Pharmacy Staff may meet with you to discuss prescribed medications, dosage and possible side effects. And if you are taking several medications they can help you to create a planner guiding the safe use of medications.
In addition, Pharmacy staff can liaise with your local pharmacy to ensure the continuous supply of prescribed medications following your discharge from the hospital.
The Hospital Oratory is located near the Main Reception. Holy Communion is offered weekly. A volunteer Catholic chaplain is on site twice per week; however, arrangements can be made for Chaplains of other denominations to visit the hospital.

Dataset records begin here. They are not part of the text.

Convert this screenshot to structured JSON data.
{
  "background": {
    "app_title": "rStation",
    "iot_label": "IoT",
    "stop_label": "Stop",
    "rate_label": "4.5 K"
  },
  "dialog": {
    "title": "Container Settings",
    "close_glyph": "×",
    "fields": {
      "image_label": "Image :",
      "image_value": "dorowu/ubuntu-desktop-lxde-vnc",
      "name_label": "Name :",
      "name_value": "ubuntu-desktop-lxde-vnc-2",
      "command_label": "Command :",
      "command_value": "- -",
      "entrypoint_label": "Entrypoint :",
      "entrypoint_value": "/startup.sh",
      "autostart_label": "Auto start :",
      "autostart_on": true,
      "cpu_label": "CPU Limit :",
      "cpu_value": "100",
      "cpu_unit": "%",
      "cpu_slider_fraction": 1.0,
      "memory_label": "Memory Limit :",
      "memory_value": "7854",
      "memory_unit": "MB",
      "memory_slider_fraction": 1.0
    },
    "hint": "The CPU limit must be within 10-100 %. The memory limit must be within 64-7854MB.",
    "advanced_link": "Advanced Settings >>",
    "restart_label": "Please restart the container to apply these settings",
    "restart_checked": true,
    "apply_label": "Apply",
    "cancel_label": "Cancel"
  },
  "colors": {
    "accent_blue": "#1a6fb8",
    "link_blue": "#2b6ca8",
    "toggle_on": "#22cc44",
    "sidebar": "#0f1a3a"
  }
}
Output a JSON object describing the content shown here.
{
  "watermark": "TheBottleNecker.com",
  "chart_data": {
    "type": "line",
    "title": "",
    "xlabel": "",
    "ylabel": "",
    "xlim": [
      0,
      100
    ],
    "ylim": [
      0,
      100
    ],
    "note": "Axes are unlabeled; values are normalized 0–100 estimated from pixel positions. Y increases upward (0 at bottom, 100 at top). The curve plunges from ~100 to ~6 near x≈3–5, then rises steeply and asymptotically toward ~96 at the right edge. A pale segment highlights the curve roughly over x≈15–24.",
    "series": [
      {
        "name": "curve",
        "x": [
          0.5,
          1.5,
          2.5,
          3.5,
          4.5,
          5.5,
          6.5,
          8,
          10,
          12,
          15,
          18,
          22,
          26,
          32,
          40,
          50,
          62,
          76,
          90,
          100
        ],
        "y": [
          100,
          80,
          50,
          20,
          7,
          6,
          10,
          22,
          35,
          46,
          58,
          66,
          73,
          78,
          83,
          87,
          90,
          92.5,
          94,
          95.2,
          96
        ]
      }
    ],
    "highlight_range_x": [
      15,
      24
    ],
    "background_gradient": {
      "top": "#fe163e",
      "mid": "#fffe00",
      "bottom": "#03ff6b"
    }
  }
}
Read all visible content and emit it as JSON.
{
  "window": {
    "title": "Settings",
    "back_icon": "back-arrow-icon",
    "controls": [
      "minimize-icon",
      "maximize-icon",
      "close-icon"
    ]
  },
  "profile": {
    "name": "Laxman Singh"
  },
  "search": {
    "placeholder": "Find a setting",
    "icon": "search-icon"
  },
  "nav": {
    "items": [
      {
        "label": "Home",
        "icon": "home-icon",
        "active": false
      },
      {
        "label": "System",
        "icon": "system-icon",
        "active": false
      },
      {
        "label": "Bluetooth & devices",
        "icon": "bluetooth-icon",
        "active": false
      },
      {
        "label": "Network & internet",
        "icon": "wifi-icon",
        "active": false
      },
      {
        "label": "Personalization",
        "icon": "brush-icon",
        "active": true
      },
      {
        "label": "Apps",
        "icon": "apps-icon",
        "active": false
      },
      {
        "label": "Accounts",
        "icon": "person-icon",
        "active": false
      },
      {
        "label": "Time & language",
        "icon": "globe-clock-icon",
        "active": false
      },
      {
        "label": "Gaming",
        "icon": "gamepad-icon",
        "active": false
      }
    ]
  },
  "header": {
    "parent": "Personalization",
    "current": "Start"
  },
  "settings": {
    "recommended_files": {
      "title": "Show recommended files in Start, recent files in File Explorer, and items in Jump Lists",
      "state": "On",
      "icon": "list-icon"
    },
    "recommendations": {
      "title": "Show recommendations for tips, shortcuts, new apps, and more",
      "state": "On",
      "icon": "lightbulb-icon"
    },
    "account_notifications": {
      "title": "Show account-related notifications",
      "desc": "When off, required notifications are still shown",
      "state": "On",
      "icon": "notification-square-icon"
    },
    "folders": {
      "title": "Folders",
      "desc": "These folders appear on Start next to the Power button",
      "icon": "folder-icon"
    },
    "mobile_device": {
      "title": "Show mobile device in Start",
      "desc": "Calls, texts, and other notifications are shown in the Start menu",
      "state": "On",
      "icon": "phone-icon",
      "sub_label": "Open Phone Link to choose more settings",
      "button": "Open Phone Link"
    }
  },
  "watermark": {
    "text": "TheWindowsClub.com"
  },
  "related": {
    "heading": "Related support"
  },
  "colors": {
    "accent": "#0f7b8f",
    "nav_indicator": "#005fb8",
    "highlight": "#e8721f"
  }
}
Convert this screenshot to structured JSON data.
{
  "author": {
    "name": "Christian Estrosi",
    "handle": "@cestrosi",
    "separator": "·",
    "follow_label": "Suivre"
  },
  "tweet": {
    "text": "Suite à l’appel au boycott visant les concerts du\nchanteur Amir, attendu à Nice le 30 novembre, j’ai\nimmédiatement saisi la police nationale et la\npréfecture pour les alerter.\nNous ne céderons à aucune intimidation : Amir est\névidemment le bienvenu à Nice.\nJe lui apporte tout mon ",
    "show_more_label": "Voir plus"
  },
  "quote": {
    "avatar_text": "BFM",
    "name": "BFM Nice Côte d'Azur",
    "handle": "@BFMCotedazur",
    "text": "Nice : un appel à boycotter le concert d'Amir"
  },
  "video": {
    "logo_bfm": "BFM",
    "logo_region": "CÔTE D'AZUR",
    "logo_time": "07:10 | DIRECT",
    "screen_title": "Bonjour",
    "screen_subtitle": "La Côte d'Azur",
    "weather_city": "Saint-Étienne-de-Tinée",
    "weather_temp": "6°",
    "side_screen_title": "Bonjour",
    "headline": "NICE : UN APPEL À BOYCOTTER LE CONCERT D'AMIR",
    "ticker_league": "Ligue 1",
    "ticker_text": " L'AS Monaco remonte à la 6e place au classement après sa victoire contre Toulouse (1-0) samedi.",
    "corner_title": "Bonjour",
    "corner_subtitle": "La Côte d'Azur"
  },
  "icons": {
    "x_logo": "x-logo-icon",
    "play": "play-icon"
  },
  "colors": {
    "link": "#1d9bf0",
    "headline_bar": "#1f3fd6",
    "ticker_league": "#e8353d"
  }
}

On admission to the hospital, you will be notified of your expected date of discharge so that you can plan your route home and put the necessary arrangements in place to support you on your return. Inpatients are discharged before 11 am on the date of discharge and must take care to pack your belongings and medications. Nursing staff will provide advice on post-operative care and provide you with the following documents if required:
- Medical certificates for employers
- Prescriptions for post-operative medication
- GP letter confirming the procedure undertaken and outcome.
- You may be asked to attend the Outpatient Clinic for a follow-up consultation, and an appointment notification issues to patients three weeks post-discharge. If you do not receive this communication, contact the Medical Records Department on + 353 (01) 8140432.
Have you arranged transport home?
Have you received advice on wound care?
If you have stitches, have you been advised on removal?
|Home Care Services
If you are receiving home care services, are they aware of your return home?
If you have a concern post-discharge, do you know who to contact?
Has your medication been returned to you?
Have you packed all your belongings, clothes, phone chargers, toiletries?
Have you been provided with a letter to your GP?
Are you required to attend the Outpatient Department?
|Returning to Work
Have you discussed a date for return to work?
|Returning to Exercise & Sport
Have you received advice on returning to exercise?
Have you been provided with a prescription for any new medications?
Patients may be asked to attend the Outpatient Clinic for consultation following discharge. An appointment notice will be issued three weeks post-discharge.
We appreciate your honest feedback and your comments challenge us to be better, to refine our service, improve the standard of care and enhance the patient experience. If you would like to comment on your treatment at the Hospital:
Comments and Complaints
The National Orthopaedic Hospital Cappagh
Enquiries regarding lost property can be made:
- In person at the Main Hospital Reception
- Calling the main reception desk at +353 (01) 814 0400